More on the MOU: Israeli officials adamantly brushed off any embarrassment yesterday, after Kafe Knesset pointed out that Senator Lindsey Graham recently passed $3.175 billion in assistance to Israel under the Omnibus Appropriations bill for the remainder of FY2017. This amount exceeds the commitment set forth in the MOU by $75 million. The excess challenges the Israeli commitment not to ask for any extra funding from Congress under the new MOU signed last year with the Obama administration. Two officials involved in the MOU told Kafe Knesset that “since President Trump has already signed the budget law, there is no problem with the addition. According to the officials, the Israeli Appendix Letter commitment that was attached to the landmark military aid agreement last year indeed included a commitment to refund to the Administration any money the Congress would choose to transfer independently over the next two years, but “the letter said explicitly that the demand was only in case the Administration objects. Since the President signed the budget, he apparently does not oppose it, so Israel does not have to return the money,” the official said.
Senator Graham, on the other hand, appears to be happy to have made his point. In an email to Kafe Knesset his office stated that “Sen. Graham is no fan of the MOU. He was quite outspoken against it. He has long made it clear that Congress was not bound by the MOU.”
Bringing Jerusalem to Cannes: Controversial Culture Minister Miri Regev wore her politics on her sleeve – well, actually, her skirt – at the Cannes Film Festival last night. Regev wore a “Jerusalem of Gold” dress, with a gold bodice and the Jerusalem skyline on the skirt. The dress was created by Israeli designer Aviad Arik Herman. Regev said that the dress is meant to honor of “the 50th anniversary of Jerusalem’s reunification…through art and fashion, and I’m happy the result of this talented Israeli designer is exciting and respects the occasion, for the glory of Jerusalem, our eternal capital.” Regev was at the festival to encourage the distribution of Israeli films internationally and to attract foreign productions film in Israel.
Hatikva or not? The political topic of the day is whether or not Hatikva will be sung at the commencement ceremony in the Humanities Department at Hebrew University.

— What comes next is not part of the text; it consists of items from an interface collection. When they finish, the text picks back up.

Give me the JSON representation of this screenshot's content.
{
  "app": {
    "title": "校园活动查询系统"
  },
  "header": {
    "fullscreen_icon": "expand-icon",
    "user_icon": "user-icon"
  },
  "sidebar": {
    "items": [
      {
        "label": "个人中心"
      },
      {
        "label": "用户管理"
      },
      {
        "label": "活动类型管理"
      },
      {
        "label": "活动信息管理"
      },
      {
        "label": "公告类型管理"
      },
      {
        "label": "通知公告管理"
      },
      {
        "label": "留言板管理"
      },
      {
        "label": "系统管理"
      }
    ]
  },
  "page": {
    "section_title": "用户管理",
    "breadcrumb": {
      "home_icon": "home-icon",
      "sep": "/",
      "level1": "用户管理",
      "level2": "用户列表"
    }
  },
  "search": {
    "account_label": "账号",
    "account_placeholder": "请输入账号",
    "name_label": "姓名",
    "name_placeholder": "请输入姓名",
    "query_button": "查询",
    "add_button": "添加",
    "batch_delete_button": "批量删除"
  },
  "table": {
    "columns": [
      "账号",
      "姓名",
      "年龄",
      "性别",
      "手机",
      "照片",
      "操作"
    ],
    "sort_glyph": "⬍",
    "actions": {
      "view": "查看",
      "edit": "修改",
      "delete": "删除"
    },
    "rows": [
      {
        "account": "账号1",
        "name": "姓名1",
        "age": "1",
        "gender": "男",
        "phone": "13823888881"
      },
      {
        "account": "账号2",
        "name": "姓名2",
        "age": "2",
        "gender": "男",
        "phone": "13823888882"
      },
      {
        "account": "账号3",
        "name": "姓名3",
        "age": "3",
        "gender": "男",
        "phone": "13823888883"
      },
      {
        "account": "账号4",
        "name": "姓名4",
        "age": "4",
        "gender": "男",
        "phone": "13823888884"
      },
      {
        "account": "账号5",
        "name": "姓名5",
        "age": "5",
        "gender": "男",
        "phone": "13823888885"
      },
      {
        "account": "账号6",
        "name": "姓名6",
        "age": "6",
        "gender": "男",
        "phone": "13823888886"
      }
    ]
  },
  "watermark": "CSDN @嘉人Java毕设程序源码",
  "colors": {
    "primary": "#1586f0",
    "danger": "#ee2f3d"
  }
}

Following a report that the national anthem will not be sung in order not to offend Arab students, even Netanyahu weighed in. The Prime Minister said the decision was “shameful,” and that “it is the height of submissiveness and the opposite of national pride. We are proud of our country, our flag, our anthem, and that only strengthens my opinion that we need to pass the Jewish Nation-State bill that we are leading, in order to anchor in the law the national symbols that are so dear to us.” Meretz chairwoman Zehava Gal-On, however, called the scandal “fake news,” saying that Hatikva is never sung at the ceremony, so it was not canceled this year and has nothing to do with Arab students.